- [Data for the task]:
= Beginning of Section =

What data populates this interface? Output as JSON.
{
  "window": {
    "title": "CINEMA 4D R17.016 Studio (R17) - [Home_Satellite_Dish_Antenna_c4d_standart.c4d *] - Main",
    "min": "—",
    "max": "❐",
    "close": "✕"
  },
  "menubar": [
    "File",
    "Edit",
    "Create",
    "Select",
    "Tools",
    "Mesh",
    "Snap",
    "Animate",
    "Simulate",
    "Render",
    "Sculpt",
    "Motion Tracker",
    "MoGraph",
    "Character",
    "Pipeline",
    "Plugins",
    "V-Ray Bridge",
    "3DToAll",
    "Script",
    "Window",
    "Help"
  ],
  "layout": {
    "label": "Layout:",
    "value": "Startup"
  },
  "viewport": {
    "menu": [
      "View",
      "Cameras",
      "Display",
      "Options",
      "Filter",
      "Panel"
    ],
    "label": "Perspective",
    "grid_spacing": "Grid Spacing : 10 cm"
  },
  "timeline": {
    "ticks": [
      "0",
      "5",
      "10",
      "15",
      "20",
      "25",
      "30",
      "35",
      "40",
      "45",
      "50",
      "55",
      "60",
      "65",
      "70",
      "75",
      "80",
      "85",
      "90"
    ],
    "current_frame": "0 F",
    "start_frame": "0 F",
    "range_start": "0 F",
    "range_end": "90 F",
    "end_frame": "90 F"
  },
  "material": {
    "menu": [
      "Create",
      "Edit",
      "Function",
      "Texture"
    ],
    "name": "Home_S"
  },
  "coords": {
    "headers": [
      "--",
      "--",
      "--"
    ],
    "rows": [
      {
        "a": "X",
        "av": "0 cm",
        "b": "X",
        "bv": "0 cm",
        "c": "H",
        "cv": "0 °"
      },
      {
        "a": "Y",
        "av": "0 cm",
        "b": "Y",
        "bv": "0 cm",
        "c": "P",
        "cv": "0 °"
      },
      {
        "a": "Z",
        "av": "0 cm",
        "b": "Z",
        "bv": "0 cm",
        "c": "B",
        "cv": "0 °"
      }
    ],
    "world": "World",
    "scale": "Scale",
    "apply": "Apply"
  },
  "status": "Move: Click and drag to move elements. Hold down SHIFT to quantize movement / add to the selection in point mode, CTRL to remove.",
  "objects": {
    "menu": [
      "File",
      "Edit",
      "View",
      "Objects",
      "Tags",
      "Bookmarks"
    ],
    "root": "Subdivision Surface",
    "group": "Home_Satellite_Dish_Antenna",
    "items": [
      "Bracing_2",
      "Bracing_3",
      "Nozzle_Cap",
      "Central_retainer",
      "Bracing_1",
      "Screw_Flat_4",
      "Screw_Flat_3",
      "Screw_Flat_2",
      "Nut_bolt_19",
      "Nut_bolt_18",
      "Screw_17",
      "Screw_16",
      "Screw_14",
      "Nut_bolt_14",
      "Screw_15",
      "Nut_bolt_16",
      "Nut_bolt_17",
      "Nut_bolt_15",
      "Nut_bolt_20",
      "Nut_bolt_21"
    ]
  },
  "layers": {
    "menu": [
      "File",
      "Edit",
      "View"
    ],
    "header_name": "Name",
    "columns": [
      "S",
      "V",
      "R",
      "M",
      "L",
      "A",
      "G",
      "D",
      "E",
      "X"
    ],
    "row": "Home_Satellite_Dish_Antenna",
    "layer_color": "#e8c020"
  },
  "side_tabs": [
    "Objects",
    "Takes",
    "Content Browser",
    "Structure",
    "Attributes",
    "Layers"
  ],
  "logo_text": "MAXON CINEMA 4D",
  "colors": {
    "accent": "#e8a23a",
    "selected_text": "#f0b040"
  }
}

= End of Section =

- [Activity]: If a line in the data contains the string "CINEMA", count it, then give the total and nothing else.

- [Answer section]: 2